A journalist's self-absorbed and ultimately pointless report on his search for the truth about a celebrated forebear who'd disowned him. Read full book review >
BIOGRAPHY & MEMOIR
Released: Oct. 15, 1993

"Clemenceau remains an enigma here but his era comes alive through Dallas's high-flown but lively approach. (Twenty-four pages of b&w illustrations)"
Idiosyncratic but vivid account of the times—and, less successfully, the life—of the great WW I French leader Georges Clemenceau (1841-1929). Read full book review >
CURRENT AFFAIRS
Released: Oct. 15, 1993

"Powerful, though, for its two-fold message: that America must do more to educate Latinos (our fastest growing minority), and that freedom of thought belongs to everyone."
A young man's appraisal—Navarrette is only 25 now—of his turbulent years as a Mexican-American undergraduate at one of the nation's most prestigious universities. Read full book review >
HISTORY
Released: Oct. 15, 1993

Powerful testimony from 29 German women survivors of the Third Reich that provides not only a stunning portrait of life on the home front but also insights into a society that spawned both Hitler and the Holocaust. Read full book review >
MOLOTOV REMEMBERS by Albert Resis
HISTORY
Released: Oct. 15, 1993

"An important resource for future Soviet studies, Molotov's words also provide a mesmerizing and chilling chronicle of how the Marxist dream mutated into the Soviet nightmare—and of how power, once again, corrupted absolutely."
V.M. Molotov (1890-1986) rose to power with Lenin, serving briefly as the USSR's premier before Stalin's ascent and then as foreign minister during Stalin's reign and afterward. Read full book review >
HISTORY
Released: Oct. 15, 1993

"Full of adventure, suspense, and obstacles overcome—an octogenarian version of Thelma and Louise triumphant. (Illustrations)"
Enchanting retelling—and a 1993 Western States Book Award winner—of a tribal legend about two old women, left behind to die, who instead went on to survive and thrive. Read full book review >
HISTORY
Released: Oct. 14, 1993

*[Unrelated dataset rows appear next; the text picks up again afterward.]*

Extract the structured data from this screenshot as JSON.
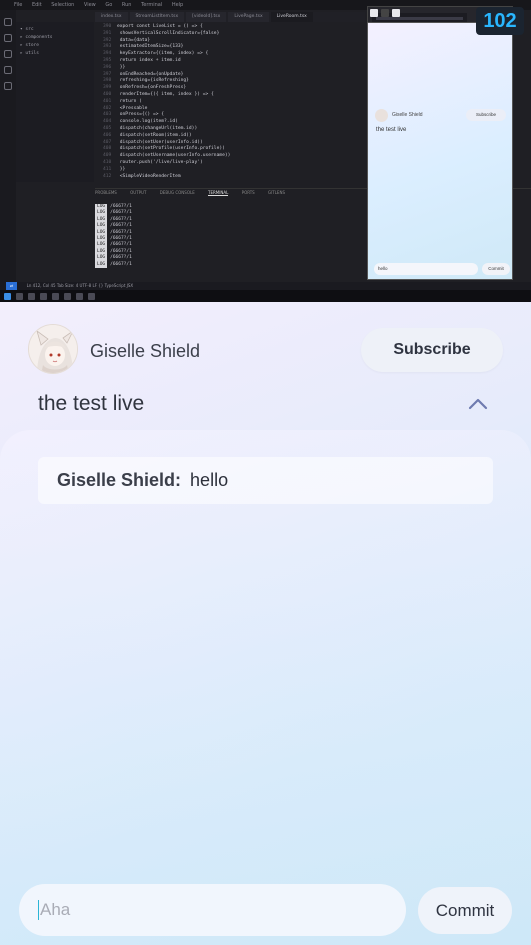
{
  "viewer_count": "102",
  "ide": {
    "title_menu": [
      "File",
      "Edit",
      "Selection",
      "View",
      "Go",
      "Run",
      "Terminal",
      "Help"
    ],
    "tabs": [
      "index.tsx",
      "StreamListItem.tsx",
      "[videoId].tsx",
      "LivePage.tsx",
      "LiveRoom.tsx"
    ],
    "code_lines": [
      "export const LiveList = () => {",
      "  showsVerticalScrollIndicator={false}",
      "  data={data}",
      "  estimatedItemSize={133}",
      "  keyExtractor={(item, index) => {",
      "    return index + item.id",
      "  }}",
      "  onEndReached={onUpdate}",
      "  refreshing={isRefreshing}",
      "  onRefresh={onFreshPress}",
      "  renderItem={({ item, index }) => {",
      "    return (",
      "      <Pressable",
      "        onPress={() => {",
      "          console.log(item?.id)",
      "          dispatch(changeUrl(item.id))",
      "          dispatch(setRoom(item.id))",
      "          dispatch(setUser(userInfo.id))",
      "          dispatch(setProfile(userInfo.profile))",
      "          dispatch(setUsername(userInfo.username))",
      "          router.push('/live/live-play')",
      "        }}",
      "        <SimpleVideoRenderItem"
    ],
    "panel_tabs": [
      "PROBLEMS",
      "OUTPUT",
      "DEBUG CONSOLE",
      "TERMINAL",
      "PORTS",
      "GITLENS"
    ],
    "terminal_tag": "LOG",
    "terminal_lines": [
      "/6667?/1",
      "/6667?/1",
      "/6667?/1",
      "/6667?/1",
      "/6667?/1",
      "/6667?/1",
      "/6667?/1",
      "/6667?/1",
      "/6667?/1",
      "/6667?/1"
    ],
    "status_text": "Ln 412, Col 45   Tab Size: 4   UTF-8   LF   {} TypeScript JSX"
  },
  "mini_phone": {
    "host_name": "Giselle Shield",
    "subscribe_label": "Subscribe",
    "title": "the test live",
    "input_value": "hello",
    "commit_label": "Commit"
  },
  "room": {
    "host_name": "Giselle Shield",
    "subscribe_label": "Subscribe",
    "live_title": "the test live",
    "messages": [
      {
        "user": "Giselle Shield:",
        "text": "hello"
      }
    ],
    "input": {
      "placeholder": "Aha",
      "value": ""
    },
    "commit_label": "Commit"
  },
  "colors": {
    "accent_cyan": "#29b6ff",
    "caret": "#2bb5d6",
    "text_primary": "#2c303b"
  },
  "icons": {
    "collapse": "chevron-up-icon",
    "avatar": "avatar-illustration"
  }
}
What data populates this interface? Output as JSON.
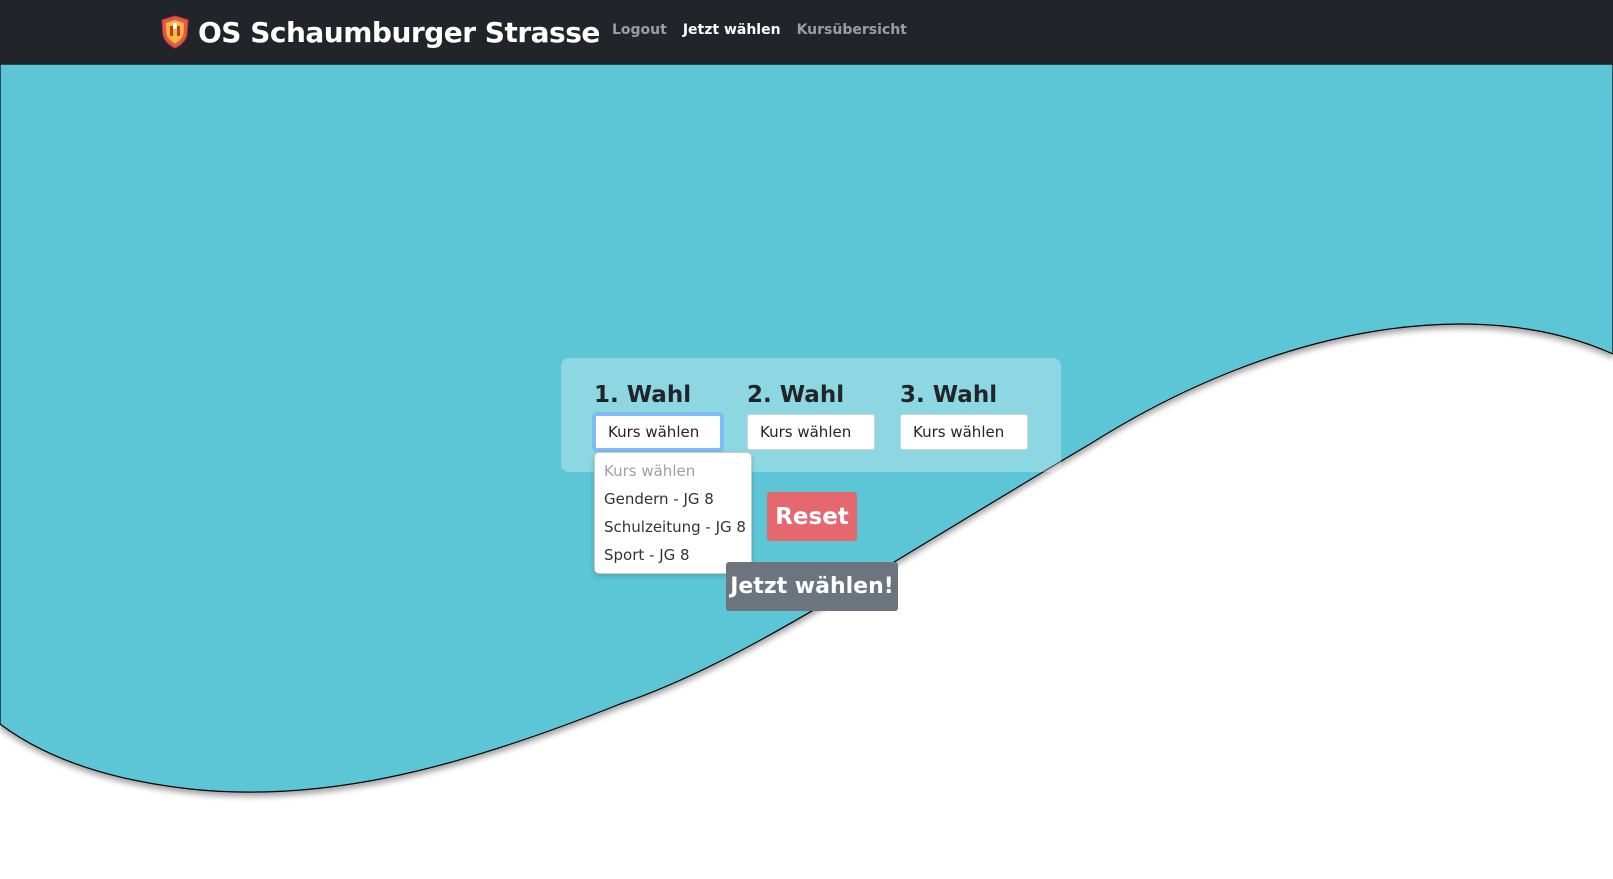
{
  "colors": {
    "navbar_bg": "#212529",
    "background_teal": "#5bc6d6",
    "reset_button": "#e4686e",
    "submit_button": "#6c757d"
  },
  "header": {
    "logo_icon": "shield-logo-icon",
    "title": "OS Schaumburger Strasse",
    "nav": [
      {
        "label": "Logout",
        "active": false
      },
      {
        "label": "Jetzt wählen",
        "active": true
      },
      {
        "label": "Kursübersicht",
        "active": false
      }
    ]
  },
  "form": {
    "choices": [
      {
        "label": "1. Wahl",
        "value": "Kurs wählen",
        "focused": true
      },
      {
        "label": "2. Wahl",
        "value": "Kurs wählen",
        "focused": false
      },
      {
        "label": "3. Wahl",
        "value": "Kurs wählen",
        "focused": false
      }
    ],
    "dropdown_options": [
      "Kurs wählen",
      "Gendern - JG 8",
      "Schulzeitung - JG 8",
      "Sport - JG 8"
    ],
    "reset_label": "Reset",
    "submit_label": "Jetzt wählen!"
  }
}
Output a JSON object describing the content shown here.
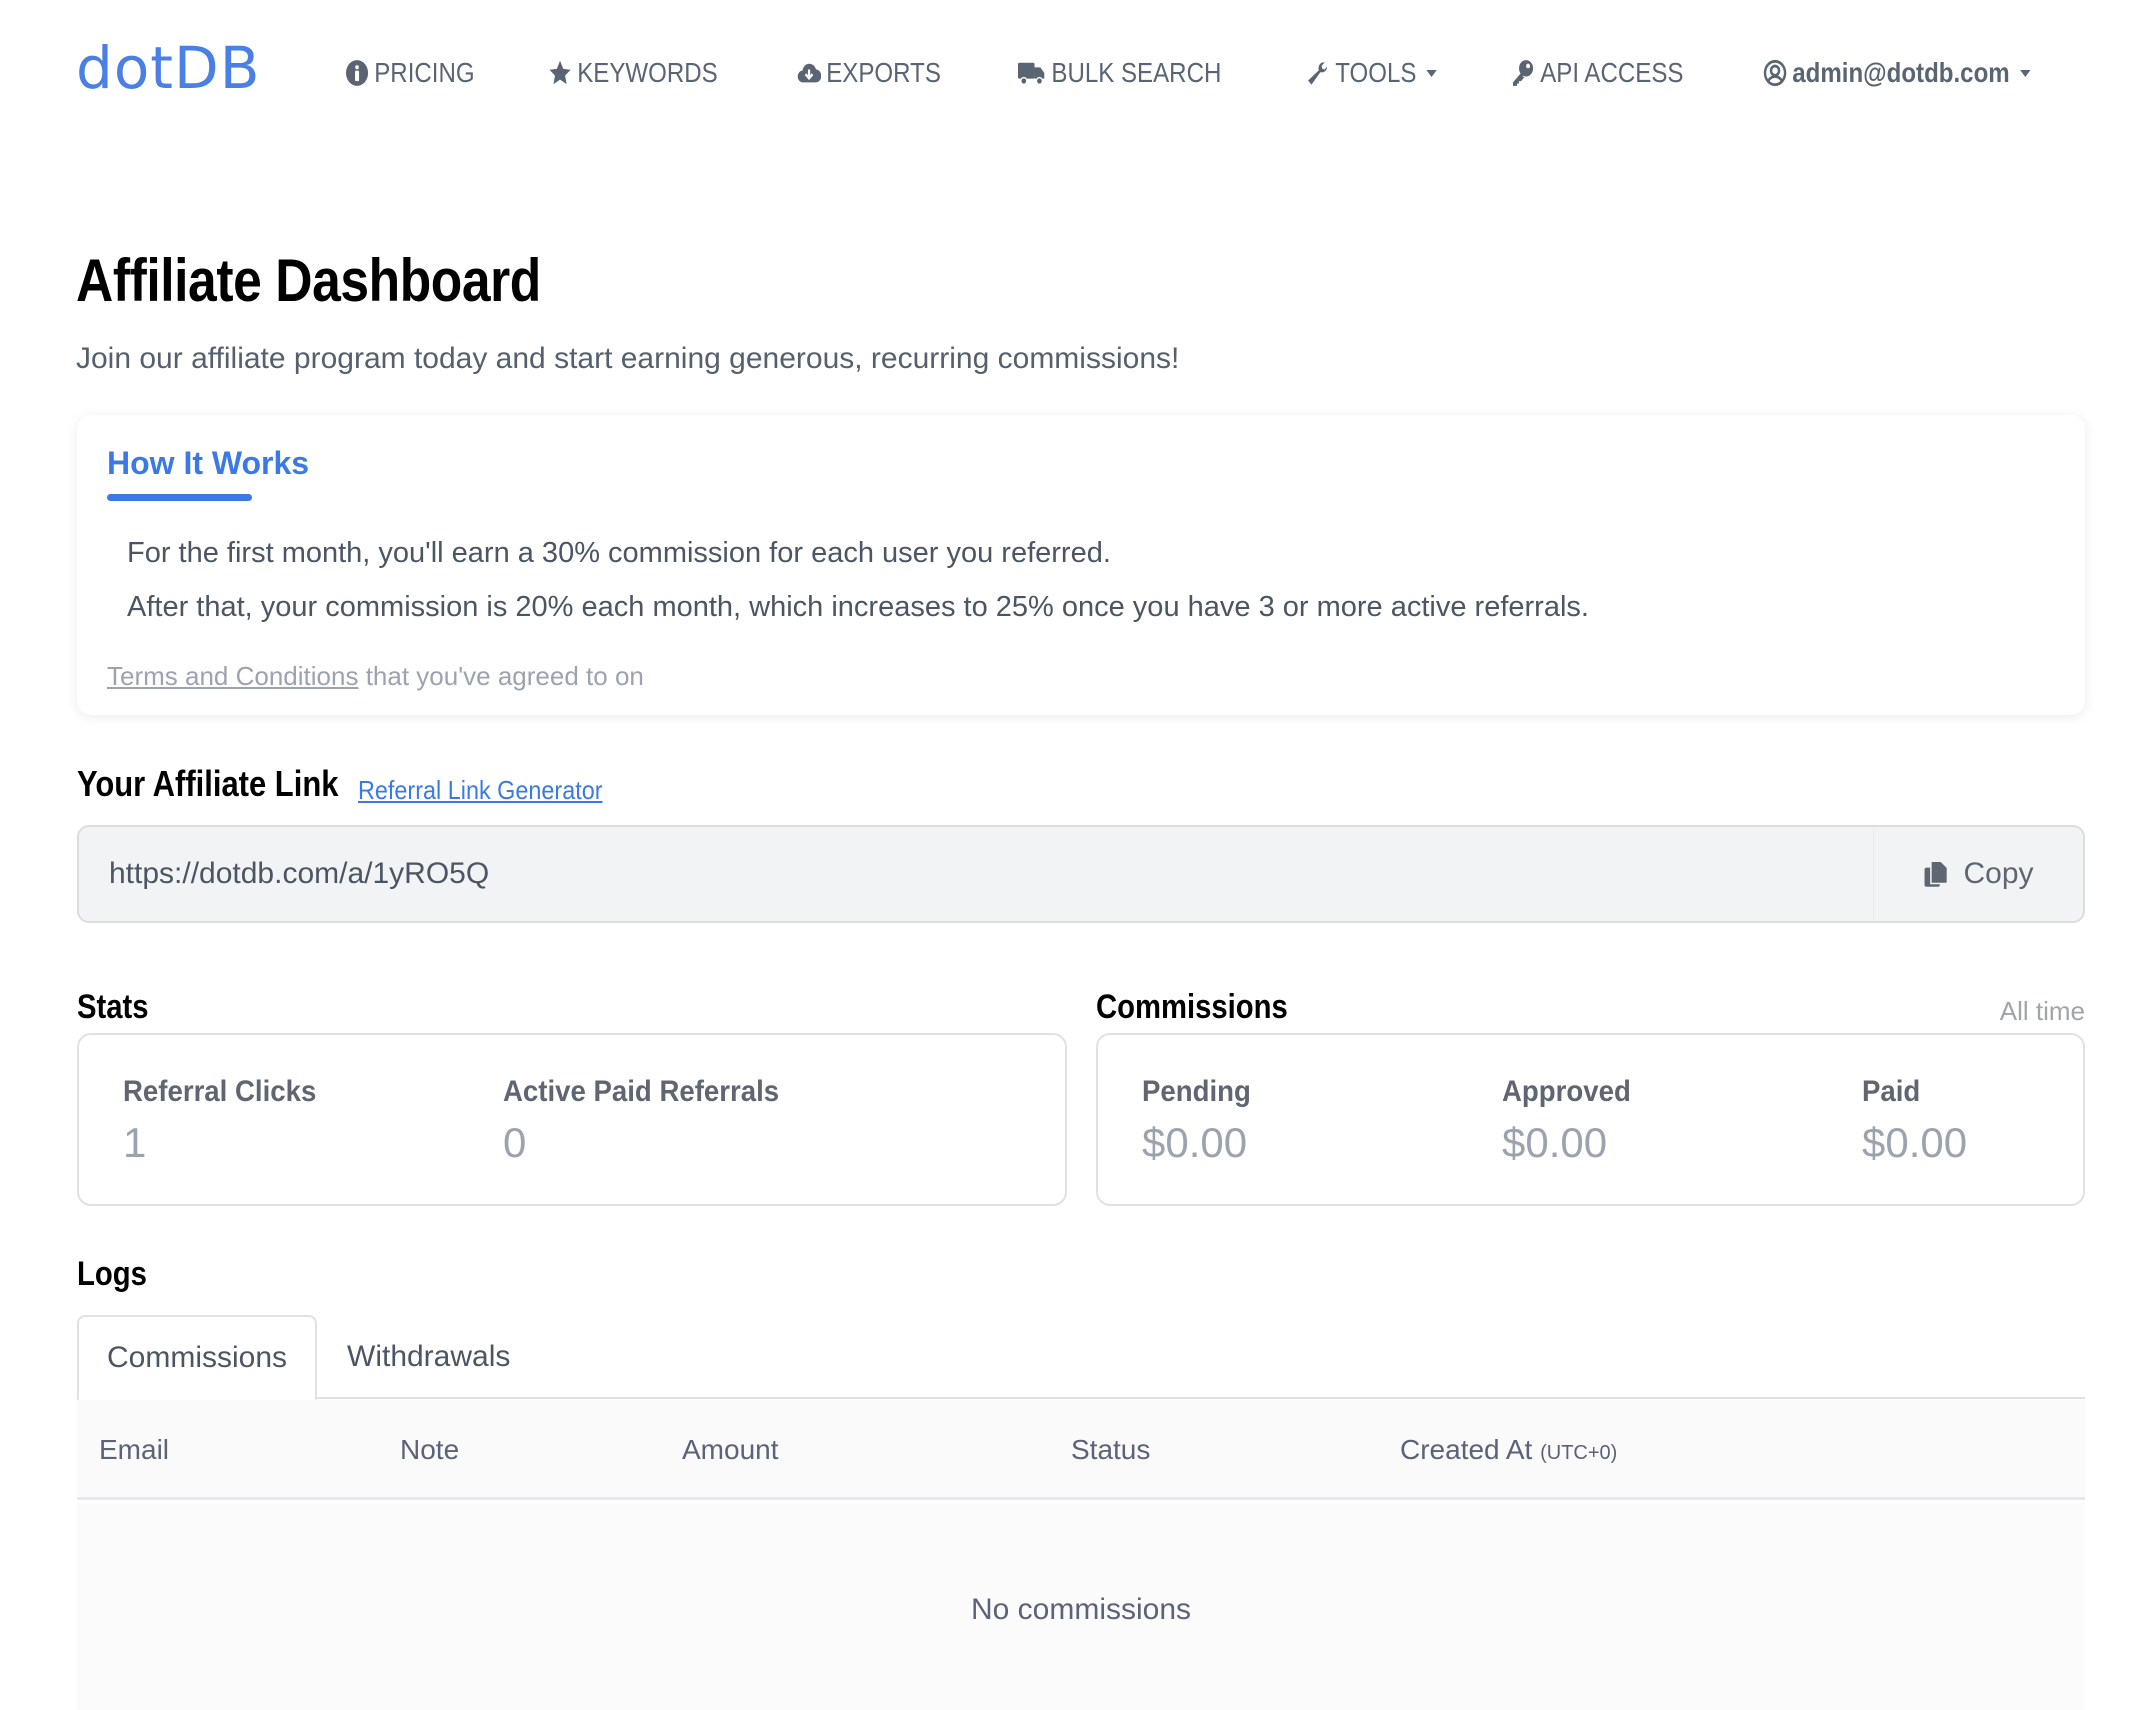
{
  "brand": {
    "logo": "dotDB",
    "accent": "#3b7ae6"
  },
  "nav": {
    "items": [
      {
        "label": "PRICING",
        "icon": "info-circle-icon"
      },
      {
        "label": "KEYWORDS",
        "icon": "star-icon"
      },
      {
        "label": "EXPORTS",
        "icon": "cloud-download-icon"
      },
      {
        "label": "BULK SEARCH",
        "icon": "truck-icon"
      },
      {
        "label": "TOOLS",
        "icon": "wrench-icon",
        "dropdown": true
      },
      {
        "label": "API ACCESS",
        "icon": "key-icon"
      }
    ],
    "user": {
      "label": "admin@dotdb.com",
      "icon": "user-circle-icon",
      "dropdown": true
    }
  },
  "page": {
    "title": "Affiliate Dashboard",
    "subtitle": "Join our affiliate program today and start earning generous, recurring commissions!"
  },
  "how_it_works": {
    "title": "How It Works",
    "lines": [
      "For the first month, you'll earn a 30% commission for each user you referred.",
      "After that, your commission is 20% each month, which increases to 25% once you have 3 or more active referrals."
    ],
    "terms_link": "Terms and Conditions",
    "terms_suffix": " that you've agreed to on"
  },
  "affiliate_link": {
    "heading": "Your Affiliate Link",
    "generator_link": "Referral Link Generator",
    "value": "https://dotdb.com/a/1yRO5Q",
    "copy_label": "Copy"
  },
  "stats": {
    "heading": "Stats",
    "items": [
      {
        "label": "Referral Clicks",
        "value": "1"
      },
      {
        "label": "Active Paid Referrals",
        "value": "0"
      }
    ]
  },
  "commissions": {
    "heading": "Commissions",
    "period": "All time",
    "items": [
      {
        "label": "Pending",
        "value": "$0.00"
      },
      {
        "label": "Approved",
        "value": "$0.00"
      },
      {
        "label": "Paid",
        "value": "$0.00"
      }
    ]
  },
  "logs": {
    "heading": "Logs",
    "tabs": [
      {
        "label": "Commissions",
        "active": true
      },
      {
        "label": "Withdrawals",
        "active": false
      }
    ],
    "columns": [
      "Email",
      "Note",
      "Amount",
      "Status",
      "Created At"
    ],
    "created_suffix": "(UTC+0)",
    "empty_message": "No commissions"
  }
}
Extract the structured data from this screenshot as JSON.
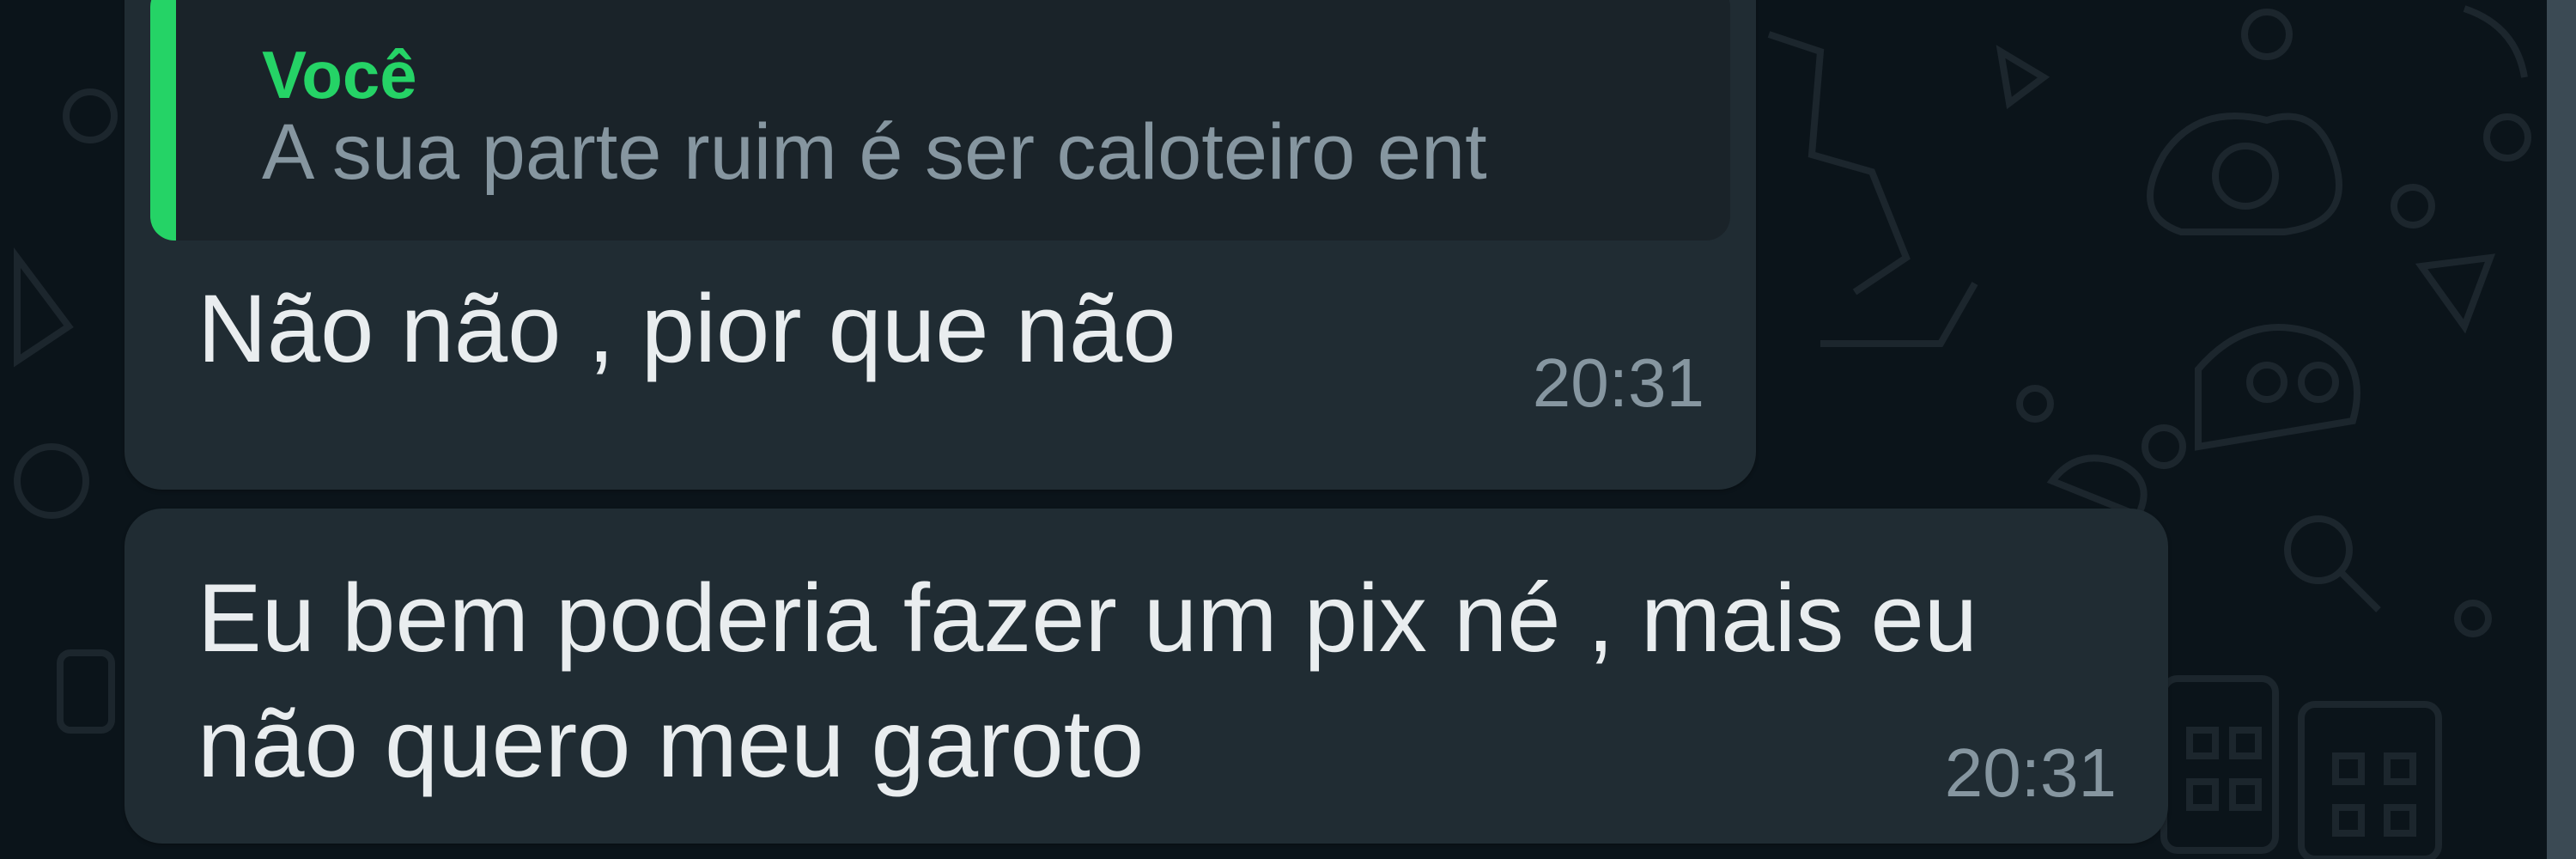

"Military history of a very high order. (Photos and maps—not seen) (First printing of 75,000; first serial to The Washington Post; Main Selection of the History Book Club)"
Exhaustive, albeit consistently absorbing, record of the 42- day Gulf War that offers fresh, often startling, perspectives on the planning and conduct of what the author characterizes as ``a brilliant slaughter.'' Focusing almost entirely on military operations, Pulitzer- winning Washington Post correspondent Atkinson (The Long Gray Line, 1989) provides a chronological account of how the US-led coalition liberated Kuwait. Read full book review >
Kirkus Interview
Fernanda Santos
author of THE FIRE LINE
May 17, 2016

When a bolt of lightning ignited a hilltop in the sleepy town of Yarnell, Arizona, in June 2013, setting off a blaze that would grow into one of the deadliest fires in American history, the 20 men who made up the Granite Mountain Hotshots sprang into action. New York Times writer Fernanda Santos’ debut book The Fire Line is the story of the fire and the Hotshots’ attempts to extinguish it. An elite crew trained to combat the most challenging wildfires, the Hotshots were a ragtag family, crisscrossing the American West and wherever else the fires took them. There's Eric Marsh, their devoted and demanding superintendent who turned his own personal demons into lessons he used to mold, train and guide his crew; Jesse Steed, their captain, a former Marine, a beast on the fire line and a family man who wasn’t afraid to say “I love you” to the firemen he led; Andrew Ashcraft, a team leader still in his 20s who struggled to balance his love for his beautiful wife and four children and his passion for fighting wildfires. We see this band of brothers at work, at play and at home, until a fire that burned in their own backyards leads to a national tragedy. View video >